European Court Questions Obesity as a Disability
A case before the European Court of Justice this month asks whether people who are obese or morbidly obese should be protected under the EU’s disability laws and therefore have employment protection on that basis.
The case is brought by a 25-stone (350 pounds) Danish child minder, Karsten Kaltoft. He contends that the termination of his employment by his local authority because of his size was unlawful. His employer contends that Mr Kaltoft’s size left him unable to properly perform his duties, and therefore his termination was lawful.
Europe has strong legislation protecting people from being fired because of a disability, however Europe-wide legislation does not cover obesity itself as a physical handicap. As such, this case is being treated as an important one because if the court were to find in favor of Kaltoft it would open employers across Europe to potential discrimination claims and mean that employers would have to give due consideration to the abilities of people who are very overweight and how they can give reasonable accommodation to ensure the obese staff member can keep doing their job.
To be clear, this case isn’t talking about people who are just a bit overweight. We are looking at the point at which being overweight affects mobility and overall health — that’s not the same as having what is by most standards an average and, depending on the frame, healthy body fat composition.
Moving away from the specifics of this case, to discuss the issue in a more general way, we see that it is complicated by the ugly side of our media and our own discourse that gives in to fat shaming. A less than compassionate attitude says that this is the person’s own fault and therefore why should they be accommodated?

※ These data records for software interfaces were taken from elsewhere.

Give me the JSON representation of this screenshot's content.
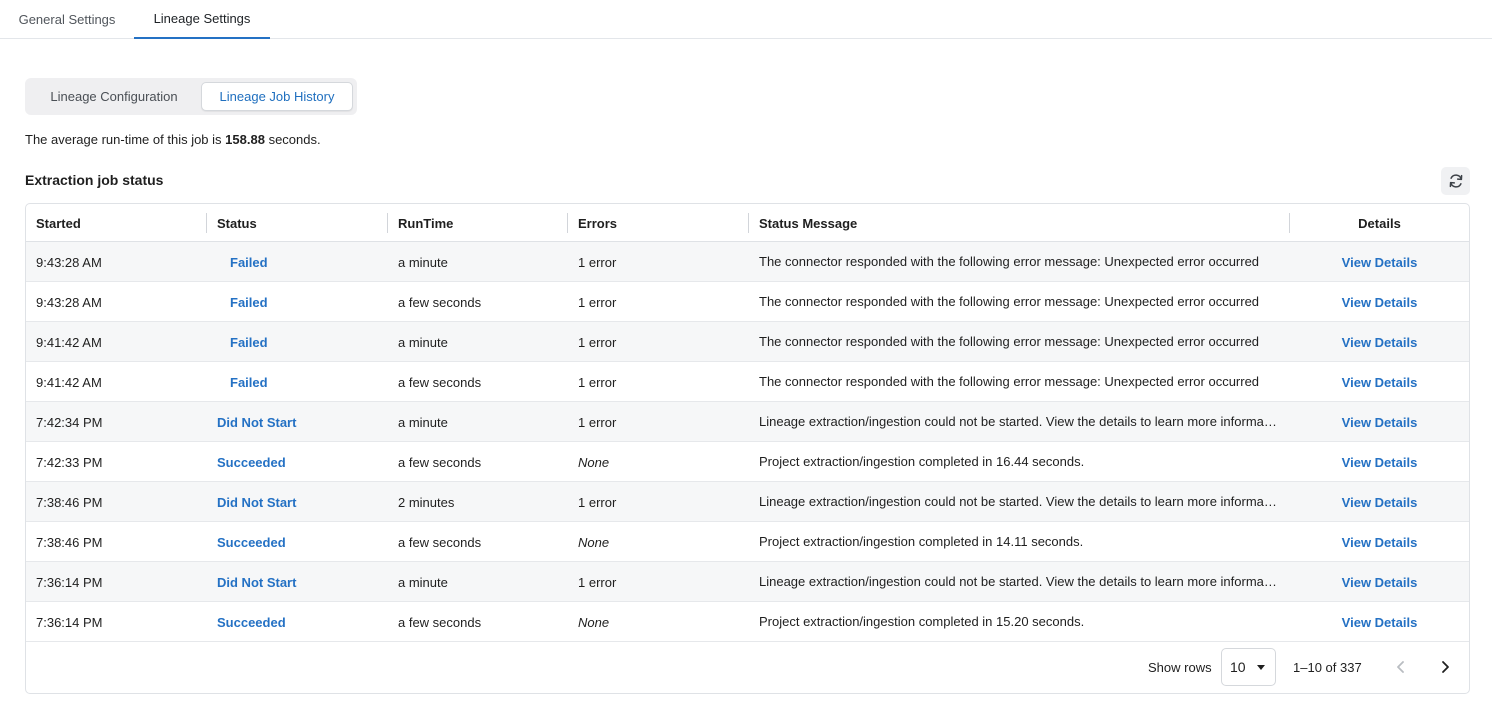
{
  "top_tabs": [
    {
      "label": "General Settings"
    },
    {
      "label": "Lineage Settings"
    }
  ],
  "segmented": {
    "config_label": "Lineage Configuration",
    "history_label": "Lineage Job History"
  },
  "average": {
    "prefix": "The average run-time of this job is",
    "value": "158.88",
    "suffix": "seconds."
  },
  "section_title": "Extraction job status",
  "refresh_icon": "refresh-icon",
  "table": {
    "columns": [
      "Started",
      "Status",
      "RunTime",
      "Errors",
      "Status Message",
      "Details"
    ],
    "rows": [
      {
        "started": "9:43:28 AM",
        "status": "Failed",
        "runtime": "a minute",
        "errors": "1 error",
        "message": "The connector responded with the following error message: Unexpected error occurred",
        "details": "View Details"
      },
      {
        "started": "9:43:28 AM",
        "status": "Failed",
        "runtime": "a few seconds",
        "errors": "1 error",
        "message": "The connector responded with the following error message: Unexpected error occurred",
        "details": "View Details"
      },
      {
        "started": "9:41:42 AM",
        "status": "Failed",
        "runtime": "a minute",
        "errors": "1 error",
        "message": "The connector responded with the following error message: Unexpected error occurred",
        "details": "View Details"
      },
      {
        "started": "9:41:42 AM",
        "status": "Failed",
        "runtime": "a few seconds",
        "errors": "1 error",
        "message": "The connector responded with the following error message: Unexpected error occurred",
        "details": "View Details"
      },
      {
        "started": "7:42:34 PM",
        "status": "Did Not Start",
        "runtime": "a minute",
        "errors": "1 error",
        "message": "Lineage extraction/ingestion could not be started. View the details to learn more information",
        "details": "View Details"
      },
      {
        "started": "7:42:33 PM",
        "status": "Succeeded",
        "runtime": "a few seconds",
        "errors": "None",
        "message": "Project extraction/ingestion completed in 16.44 seconds.",
        "details": "View Details"
      },
      {
        "started": "7:38:46 PM",
        "status": "Did Not Start",
        "runtime": "2 minutes",
        "errors": "1 error",
        "message": "Lineage extraction/ingestion could not be started. View the details to learn more information",
        "details": "View Details"
      },
      {
        "started": "7:38:46 PM",
        "status": "Succeeded",
        "runtime": "a few seconds",
        "errors": "None",
        "message": "Project extraction/ingestion completed in 14.11 seconds.",
        "details": "View Details"
      },
      {
        "started": "7:36:14 PM",
        "status": "Did Not Start",
        "runtime": "a minute",
        "errors": "1 error",
        "message": "Lineage extraction/ingestion could not be started. View the details to learn more information",
        "details": "View Details"
      },
      {
        "started": "7:36:14 PM",
        "status": "Succeeded",
        "runtime": "a few seconds",
        "errors": "None",
        "message": "Project extraction/ingestion completed in 15.20 seconds.",
        "details": "View Details"
      }
    ]
  },
  "footer": {
    "show_rows_label": "Show rows",
    "rows_value": "10",
    "range": "1–10 of 337",
    "prev_icon": "chevron-left-icon",
    "next_icon": "chevron-right-icon"
  },
  "colors": {
    "accent": "#2471c4",
    "border": "#dfe2e6",
    "stripe": "#f6f7f8"
  }
}
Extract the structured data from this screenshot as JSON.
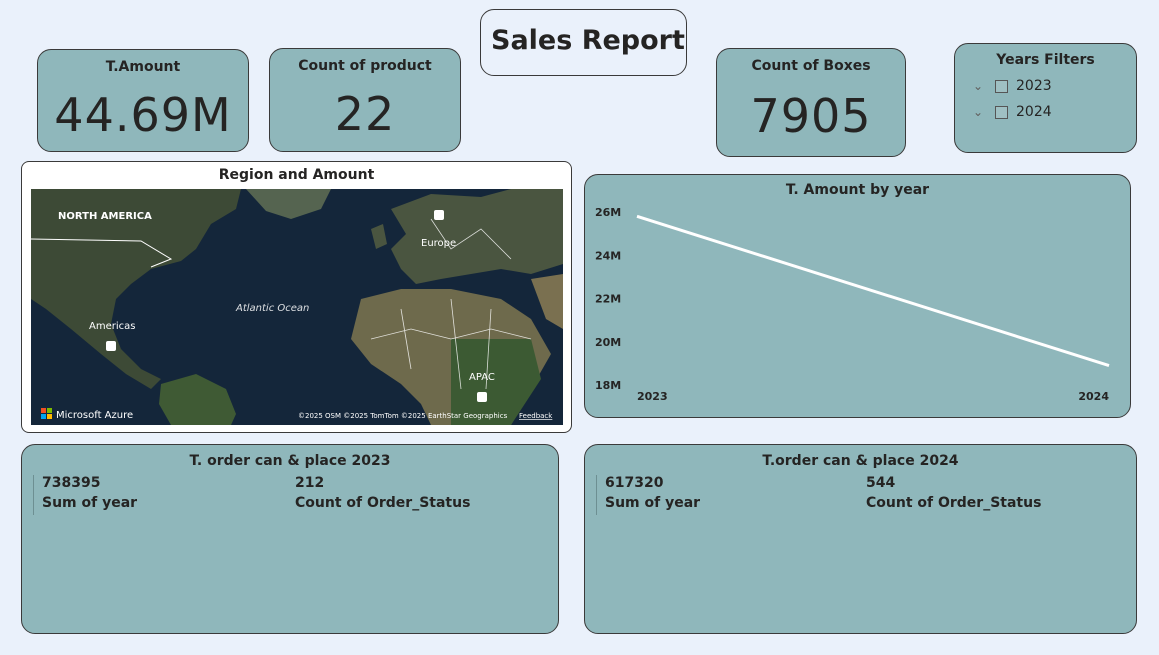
{
  "report": {
    "title": "Sales Report"
  },
  "kpis": {
    "amount": {
      "label": "T.Amount",
      "value": "44.69M"
    },
    "products": {
      "label": "Count of product",
      "value": "22"
    },
    "boxes": {
      "label": "Count of Boxes",
      "value": "7905"
    }
  },
  "filters": {
    "title": "Years Filters",
    "options": [
      {
        "label": "2023",
        "checked": false
      },
      {
        "label": "2024",
        "checked": false
      }
    ]
  },
  "map": {
    "title": "Region and Amount",
    "labels": {
      "north_america": "NORTH AMERICA",
      "europe": "Europe",
      "ocean": "Atlantic Ocean",
      "americas": "Americas",
      "apac": "APAC"
    },
    "brand": "Microsoft Azure",
    "attribution": "©2025 OSM  ©2025 TomTom  ©2025 EarthStar Geographics",
    "feedback": "Feedback"
  },
  "chart": {
    "title": "T. Amount by year",
    "yticks": [
      "26M",
      "24M",
      "22M",
      "20M",
      "18M"
    ],
    "line_color": "#ffffff"
  },
  "chart_data": {
    "type": "line",
    "title": "T. Amount by year",
    "x": [
      "2023",
      "2024"
    ],
    "series": [
      {
        "values": [
          25.8,
          18.9
        ]
      }
    ],
    "ylim": [
      18,
      26
    ],
    "yticks": [
      18,
      20,
      22,
      24,
      26
    ],
    "unit": "M",
    "grid": false
  },
  "tables": [
    {
      "title": "T. order can & place 2023",
      "col1": {
        "value": "738395",
        "label": "Sum of year"
      },
      "col2": {
        "value": "212",
        "label": "Count of Order_Status"
      }
    },
    {
      "title": "T.order can & place 2024",
      "col1": {
        "value": "617320",
        "label": "Sum of year"
      },
      "col2": {
        "value": "544",
        "label": "Count of Order_Status"
      }
    }
  ],
  "colors": {
    "card": "#8fb7bb",
    "background": "#eaf1fb",
    "border": "#3a3a3a"
  }
}
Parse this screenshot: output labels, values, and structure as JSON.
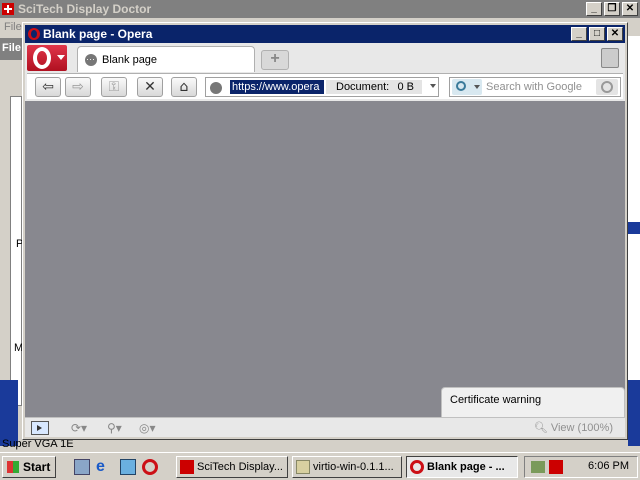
{
  "background_window": {
    "title": "SciTech Display Doctor",
    "menu_first": "File",
    "left_selected_label": "File",
    "left_label_p": "P",
    "left_label_m": "M",
    "status_text": "Super VGA 1E"
  },
  "opera": {
    "window_title": "Blank page - Opera",
    "tab_label": "Blank page",
    "new_tab_symbol": "+",
    "address": {
      "url": "https://www.opera",
      "doc_label": "Document:",
      "doc_size": "0 B"
    },
    "search_placeholder": "Search with Google",
    "cert_warning": "Certificate warning",
    "zoom_label": "View (100%)"
  },
  "taskbar": {
    "start_label": "Start",
    "tasks": [
      {
        "label": "SciTech Display..."
      },
      {
        "label": "virtio-win-0.1.1..."
      },
      {
        "label": "Blank page - ..."
      }
    ],
    "clock": "6:06 PM"
  },
  "colors": {
    "title_active": "#0a246a",
    "title_inactive": "#808080",
    "opera_red": "#cc0f16",
    "content_bg": "#88888f"
  }
}
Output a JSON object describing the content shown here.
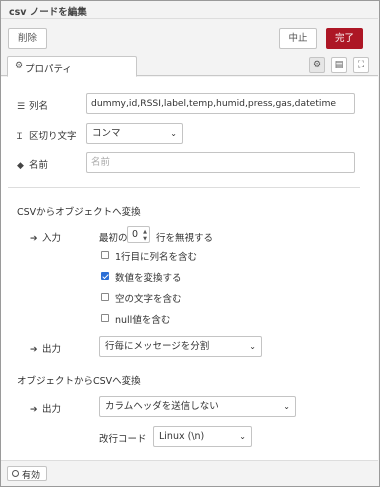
{
  "window": {
    "title": "csv ノードを編集"
  },
  "toolbar": {
    "delete_label": "削除",
    "cancel_label": "中止",
    "done_label": "完了"
  },
  "tabs": {
    "properties_label": "プロパティ"
  },
  "form": {
    "columns_label": "列名",
    "columns_value": "dummy,id,RSSI,label,temp,humid,press,gas,datetime",
    "separator_label": "区切り文字",
    "separator_value": "コンマ",
    "name_label": "名前",
    "name_placeholder": "名前"
  },
  "csv_to_obj": {
    "section_label": "CSVからオブジェクトへ変換",
    "input_label": "入力",
    "skip_prefix": "最初の",
    "skip_value": "0",
    "skip_suffix": "行を無視する",
    "options": [
      {
        "label": "1行目に列名を含む",
        "checked": false
      },
      {
        "label": "数値を変換する",
        "checked": true
      },
      {
        "label": "空の文字を含む",
        "checked": false
      },
      {
        "label": "null値を含む",
        "checked": false
      }
    ],
    "output_label": "出力",
    "output_value": "行毎にメッセージを分割"
  },
  "obj_to_csv": {
    "section_label": "オブジェクトからCSVへ変換",
    "output_label": "出力",
    "output_value": "カラムヘッダを送信しない",
    "newline_label": "改行コード",
    "newline_value": "Linux (\\n)"
  },
  "footer": {
    "enabled_label": "有効"
  }
}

That is of course quite ignorant of the facts surrounding obesity, more of which we will go into below.
Undoubtedly, there is a desire to keep as many people working as possible. If, therefore, we wish for obese people to keep working it seems within the bounds of reason that employers should at least try to accommodate the very overweight to help them do their jobs properly, which is something that is touched on in the above case. For instance, assessing a person’s mobility and giving them jobs that are within the bounds of their capabilities.
Second, if we really do want to help the obese and get them to a healthy weight that they are happy with, we should also consider that doing what we can to keep people in a job rather than forcing them out of work because of their weight issues is very important.
A large body of anecdotal evidence tells us that, like all of us, when obese people are not given the chance at fulfilling employment they are susceptible to a number of dangerous lifestyle choices. The key concern would be that unemployment could cause depression and stress and may in turn mean that the overweight person’s health spirals out of control and further decreases their chances of employment — that sets up a vicious circle that any government interested in keeping the maximum number of people in work at any one time would want to guard against.
In addition, scientific research continues to unpack the phenomenon of obesity and finds that for a number of people, an addiction has formed that is at least probably partially down to genetic factors. We know that there are a number of environmental factors, like stress, that also appear to contribute to emotional problems that often manifest as overeating and possibly obesity. Therefore, condemning obese people as having a condition of their own making isn’t just unkind but in many cases inaccurate.
More recent research has demonstrated that there are significant similarities between what goes on in the brain of someone who has problems with alcohol and substance abuse and those who chronically overeat. That is not to say that all overweight people are addicts, nor is it to imply that illicit drug use is comparable to overeating in a broader sense, just that the activity in the brain that causes people to rely on substances and form addictions is similar.
The main critics of this case tend to be employers who say that obesity cannot be treated the same as a physical disability because there is no underlying physical cause.
Interestingly, a recent case in the U.S. tested this premise and found in favor of the worker who had been fired because of her size. The U.S. Equal Employment Opportunity Commission (EEOC) found against the clinic at which the claimant worked, saying that morbid obesity created functional impairment and therefore is, under the Americans with Disabilities Act, a disability in and of itself. The employer settled the case for $125,000.
Some opposition is more nuanced, though. Take this piece in the Guardian which, though falling prey to the “being fat is a choice” message, touches on something we mentioned above: that if science shows chronic overeating is similar to or actually is an addiction, we should treat it as such and not a disability, otherwise we might miss a chance to help people get their weight under control.
I’m inclined to believe that both approaches are warranted: that clearly morbid obesity leads to disability once a certain stage has been reached (which could be testable) and therefore should be given consideration in the workplace.
At the same time, our governments need to wake up to a general food addiction that permeates our culture and create interventions that actually understand that while there might be component of choice (in the same way that we can all pick our poison) those people who have come to rely on food may have no more say than someone dealing with any other addiction.
More than all this though, we should actually be listening to the people whom this affects and recognize that contrary to body-negative stereotypes, they are people who are motivated in their work and want to pursue their career goals just like many of us who are not dealing with body image issues and weight management — after all, we don’t stop being people once the scale tips over a certain number.